Your analogy to the NBA also doesn't wash, for two reasons. First, it has a soft cap and the NFL has a hard cap. There are no ramifications for exceeding the NBA cap other than paying a luxury tax. The result is some disincentive for the haves, but no prohibition. Second, the NBA is fundamentally different in that there are far fewer roster spots and a large number of players to fill them. That creates a market in which supply is high and demand is low. The result is lower prices for the majority of players (which is also exacerbated by the fact that there are a lot of unemployed NBA-quality players out there -- the end-of-the-bench guys on most teams could be replaced by any number of players who have been on 10-day contracts or playing in Europe). While the NBA superstars will always be expensive, the other players have little leverage and will come cheaply. Conversely, in the NFL there are three and a half times as many roster spots to fill, and (arguably) a lower number of players qualified to fill them. That creates a market in which supply is limited and demand is high. Prices will go up, up, up.

Your baseball comparison, meanwhile, illustrates the point quite nicely. While more teams have claimed the ultimate prize in MLB than in the NBA, there are also more teams that have no shot at competing. Teams like the Royals, Devil Rays, Twins, Pirates, and Brewers will never be able to consistently compete with teams like the Yankees, Red Sox, and Braves. Remember when Selig was talking about contracting the Twins last year and then they made their post-season run? At the time Selig defended the move by calling it "an aberration." And he's absolutely right -- it was. A few small-market teams pop up now and then, but for the most part the MLB landscape has been consistently dominated by the high-payroll teams. And so it will be in the NFL without a salary cap.

I'm not sure that the proposals at the end of your post would improve the situation. You want to reduce 'profligate spending on signing bonuses,' but give the players more security for their broken-down bodies. Isn't that exactly what a signing bonus does? Moving to guaranteed contracts isn't the answer -- we've all seen the "contract year" phenomenon in the NBA (see, e.g., Mark Blount) and MLB (Kevin Millwood). And the problem with 'letting the market dictate who should earn the most money' is misplaced as well. The salary cap still lets the market dictate prices, it just constrains them at a reasonable level -- in other words, it defines the market more narrowly.
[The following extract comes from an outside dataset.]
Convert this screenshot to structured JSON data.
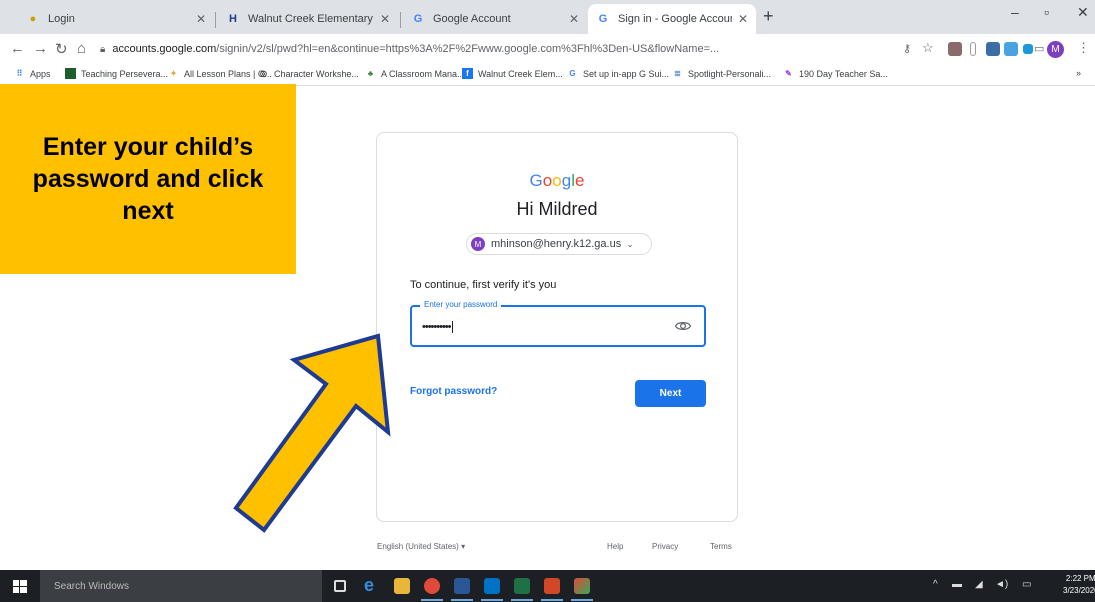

Expanding the market to reflect the US economy (the practical effect of removing the salary cap) would be disastrous -- that's basically what happened to the NHL. They handed out monster contracts and nearly went bankrupt. Nobody wants that for the NFL.

The slope is very slippery, and losing the salary cap will kill the golden goose.

2:59 PM  

Post a Comment

<< Home

Subscribe with Bloglines